Adding logic to memory is crucial to increasing the storage capacity of the device, explains Janos Veres, manager of printed electronics at PARC. “We really needed to have a printed logic array that lets us address memory and increase bit count,” he says. Memory arrays are split up into rows and columns. To select a row or column, you need a logic circuit, Veres says. “The power of this demonstration is we’ve shown that you can address rows and columns with this technology,” he says. “The next step will be building bigger memory.”
One of the major advances of this prototype is the development of printed logic circuits that are analogous to so-called CMOS circuits in silicon. CMOS stands for complementary-metal oxide-semiconductor—a combination of two key kinds of transistors, called an n-type and a p-type.

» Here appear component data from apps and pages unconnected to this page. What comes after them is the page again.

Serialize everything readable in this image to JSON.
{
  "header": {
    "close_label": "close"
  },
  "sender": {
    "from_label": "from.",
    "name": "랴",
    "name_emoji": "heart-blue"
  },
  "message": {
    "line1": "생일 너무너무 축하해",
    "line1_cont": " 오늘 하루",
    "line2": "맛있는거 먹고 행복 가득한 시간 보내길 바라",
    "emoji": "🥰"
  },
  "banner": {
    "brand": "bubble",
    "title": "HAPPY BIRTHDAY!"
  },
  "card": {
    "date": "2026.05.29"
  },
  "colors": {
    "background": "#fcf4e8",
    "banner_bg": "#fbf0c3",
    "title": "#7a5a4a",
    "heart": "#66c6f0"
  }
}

The prototype is a “building block” that can be used for a number of different applications, says Raghu Das, CEO of IDTechEX, a research firm. “There has been a huge effort on printing transistors globally,” Das says, “but very poor effort on making useful building blocks like this, which can be used horizontally for many applications.” The announcement by PARC and Thinfilm, he says, is “very good news.”
Thinfilm CEO Davor Sutija is interested in integrating the new device with a number of other printed electronics, particularly sensors. “You can see if a sensor has hit a particular threshold and record the number of times in memory,” he says. Sutija says the technology could record if a vaccine has been exposed to incorrect handling practices, or if food or other items that need refrigeration have gotten too warm. It could also power price tags that change depending on the time of day.
These sorts of applications are only possible, however, if manufacturing costs can be kept down. Thinfilm has partnered with Inktec, a leading developer of inks, to make the logic and memory devices in bulk. According to Sutija, his company’s 20-bit memory sells for five cents. Within the next three to five years, he expects, the more advanced systems will cost pennies. “Three to six cents isn’t hard to envision, given the scalability of printing,” he says.